| THE DATA |

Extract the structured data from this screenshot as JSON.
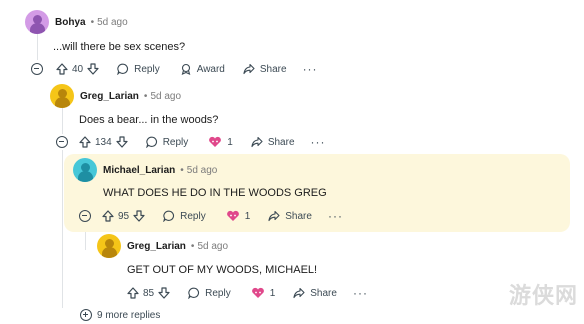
{
  "comments": [
    {
      "author": "Bohya",
      "time": "5d ago",
      "text": "...will there be sex scenes?",
      "votes": "40",
      "reply_label": "Reply",
      "award_label": "Award",
      "share_label": "Share",
      "more_label": "···",
      "avatar_color": "#d39be6"
    },
    {
      "author": "Greg_Larian",
      "time": "5d ago",
      "text": "Does a bear... in the woods?",
      "votes": "134",
      "reply_label": "Reply",
      "award_count": "1",
      "share_label": "Share",
      "more_label": "···",
      "avatar_color": "#f5c518"
    },
    {
      "author": "Michael_Larian",
      "time": "5d ago",
      "text": "WHAT DOES HE DO IN THE WOODS GREG",
      "votes": "95",
      "reply_label": "Reply",
      "award_count": "1",
      "share_label": "Share",
      "more_label": "···",
      "avatar_color": "#46c7d8"
    },
    {
      "author": "Greg_Larian",
      "time": "5d ago",
      "text": "GET OUT OF MY WOODS, MICHAEL!",
      "votes": "85",
      "reply_label": "Reply",
      "award_count": "1",
      "share_label": "Share",
      "more_label": "···",
      "avatar_color": "#f5c518"
    }
  ],
  "dot": "•",
  "more_replies": "9 more replies",
  "watermark": "游侠网",
  "colors": {
    "highlight": "#fdf7dc",
    "award": "#e0488b"
  }
}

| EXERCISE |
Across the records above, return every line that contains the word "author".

| SOLUTION TO THE EXERCISE |
      "author": "Bohya",
      "author": "Greg_Larian",
      "author": "Michael_Larian",
      "author": "Greg_Larian",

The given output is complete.